The South African government has dismissed media reports that said anti-apartheid icon Nelson Mandela was in a permanent vegetative state with a life support machine keeping him alive in hospital.
"The Presidency has noted media reports about the condition of former president Mandela and would like to make a clarification," Xinhua quoted the Presidency as saying in a statement.
On Thursday, some South African media report said Mandela was in a permanent vegetative state and that a life support machine was keeping him alive.
"We confirm our earlier statement released this afternoon (Thursday) after President Jacob Zuma visited Madiba (Mandela) in hospital that Madiba remains in a critical but stable condition," the Presidency said. "The doctors deny that the former president is in a vegetative state," the statement added.
"Mandela remains under the care of a multi-disciplinary panel of South African medical experts," it said.

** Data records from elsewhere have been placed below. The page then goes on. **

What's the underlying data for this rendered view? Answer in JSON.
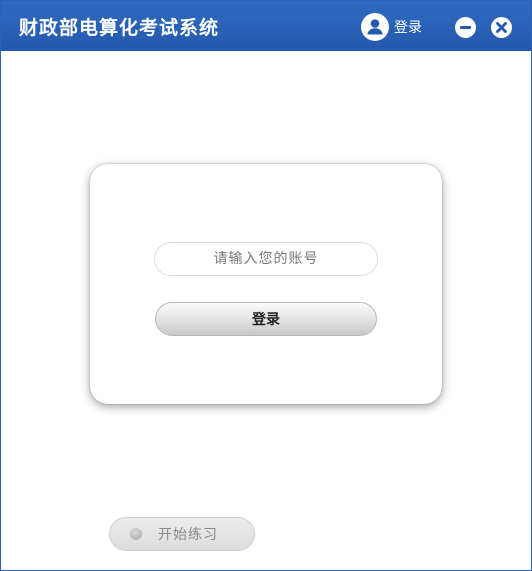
{
  "window": {
    "title": "财政部电算化考试系统"
  },
  "header": {
    "login_label": "登录",
    "icons": {
      "user": "user-circle-icon",
      "minimize": "minimize-icon",
      "close": "close-icon"
    }
  },
  "login_form": {
    "account_placeholder": "请输入您的账号",
    "account_value": "",
    "submit_label": "登录"
  },
  "practice": {
    "label": "开始练习"
  },
  "colors": {
    "titlebar": "#2b62b4",
    "card_background": "#ffffff",
    "practice_text": "#8a8a8a"
  }
}
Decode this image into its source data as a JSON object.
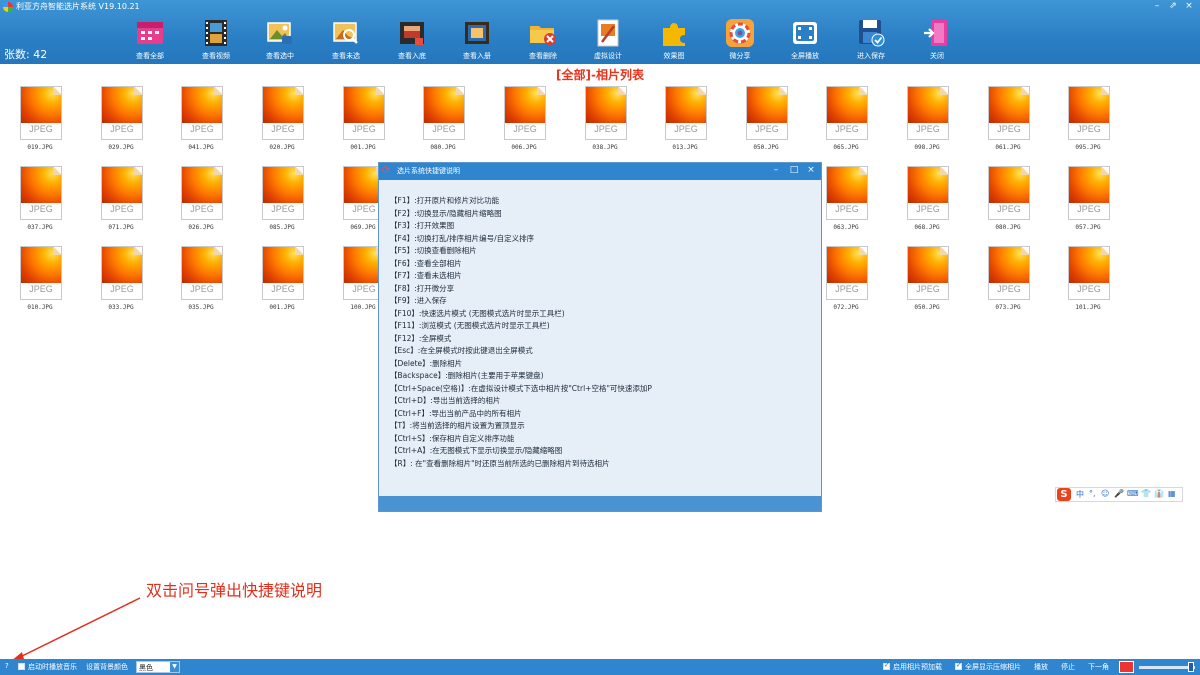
{
  "app": {
    "title": "利亚方舟智能选片系统 V19.10.21",
    "minimize": "–",
    "restore": "⇗",
    "close": "×"
  },
  "count": {
    "label": "张数: 42"
  },
  "toolbar": {
    "buttons": [
      {
        "id": "view-all",
        "label": "查看全部"
      },
      {
        "id": "view-video",
        "label": "查看视频"
      },
      {
        "id": "view-selected",
        "label": "查看选中"
      },
      {
        "id": "view-unselected",
        "label": "查看未选"
      },
      {
        "id": "view-in-book",
        "label": "查看入底"
      },
      {
        "id": "view-in-album",
        "label": "查看入册"
      },
      {
        "id": "view-deleted",
        "label": "查看删除"
      },
      {
        "id": "virtual-design",
        "label": "虚拟设计"
      },
      {
        "id": "effect-image",
        "label": "效果图"
      },
      {
        "id": "micro-share",
        "label": "微分享"
      },
      {
        "id": "fullscreen-play",
        "label": "全屏播放"
      },
      {
        "id": "enter-save",
        "label": "进入保存"
      },
      {
        "id": "close",
        "label": "关闭"
      }
    ]
  },
  "list": {
    "title": "[全部]-相片列表"
  },
  "thumbs": {
    "ext": "JPEG",
    "rows": [
      [
        "019.JPG",
        "029.JPG",
        "041.JPG",
        "020.JPG",
        "001.JPG",
        "080.JPG",
        "006.JPG",
        "038.JPG",
        "013.JPG",
        "050.JPG",
        "065.JPG",
        "098.JPG",
        "061.JPG",
        "095.JPG"
      ],
      [
        "037.JPG",
        "071.JPG",
        "026.JPG",
        "085.JPG",
        "069.JPG",
        "",
        "",
        "",
        "",
        "",
        "063.JPG",
        "068.JPG",
        "080.JPG",
        "057.JPG"
      ],
      [
        "010.JPG",
        "033.JPG",
        "035.JPG",
        "001.JPG",
        "100.JPG",
        "",
        "",
        "",
        "",
        "",
        "072.JPG",
        "050.JPG",
        "073.JPG",
        "101.JPG"
      ]
    ]
  },
  "dialog": {
    "title": "选片系统快捷键说明",
    "minimize": "–",
    "maximize": "□",
    "close": "×",
    "lines": [
      "【F1】:打开原片和修片对比功能",
      "【F2】:切换显示/隐藏相片缩略图",
      "【F3】:打开效果图",
      "【F4】:切换打乱/排序相片编号/自定义排序",
      "【F5】:切换查看删除相片",
      "【F6】:查看全部相片",
      "【F7】:查看未选相片",
      "【F8】:打开微分享",
      "【F9】:进入保存",
      "【F10】:快速选片模式 (无图模式选片时显示工具栏)",
      "【F11】:浏览模式 (无图模式选片时显示工具栏)",
      "【F12】:全屏模式",
      "【Esc】:在全屏模式时按此键退出全屏模式",
      "【Delete】:删除相片",
      "【Backspace】:删除相片(主要用于苹果键盘)",
      "【Ctrl+Space(空格)】:在虚拟设计模式下选中相片按\"Ctrl+空格\"可快速添加P",
      "【Ctrl+D】:导出当前选择的相片",
      "【Ctrl+F】:导出当前产品中的所有相片",
      "【T】:将当前选择的相片设置为置顶显示",
      "【Ctrl+S】:保存相片自定义排序功能",
      "【Ctrl+A】:在无图模式下显示切换显示/隐藏缩略图",
      "【R】: 在\"查看删除相片\"时还原当前所选的已删除相片到待选相片"
    ]
  },
  "ime": {
    "logo": "S",
    "items": [
      "中",
      "°,",
      "☺",
      "🎤",
      "⌨",
      "👕",
      "👔",
      "▦"
    ]
  },
  "annotation": {
    "text": "双击问号弹出快捷键说明"
  },
  "status": {
    "help": "?",
    "music_label": "启动时播放音乐",
    "bg_color_label": "设置背景颜色",
    "bg_color_value": "黑色",
    "preload_label": "启用相片预加载",
    "fullscreen_label": "全屏显示压缩相片",
    "play": "播放",
    "stop": "停止",
    "prev": "下一角"
  },
  "colors": {
    "toolbar": "#2a7fc4",
    "accent_red": "#e8341c",
    "dialog_bg": "#e6eff8"
  }
}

On Thursday, the 94-year-old former president spent his 26th day at the Pretoria hospital since he was admitted there June 8 with a recurring lung infection.
Earlier Thursday, Mandela's wife Graca Machel said the former president may at times be uncomfortable and feel pain, but he was fine. Graca was speaking at the launch of a new sports initiative at the Nelson Mandela Centre for Memory in Johannesburg.
President Zuma has called on all South Africans to volunteer 67 minutes of their time on International Nelson Mandela Day, which falls July 18, to help change their communities and South Africa for the better.
This year's event will take place under the theme of "Take action; inspire change; make every day a Mandela Day" with focus on food security, shelter and literacy.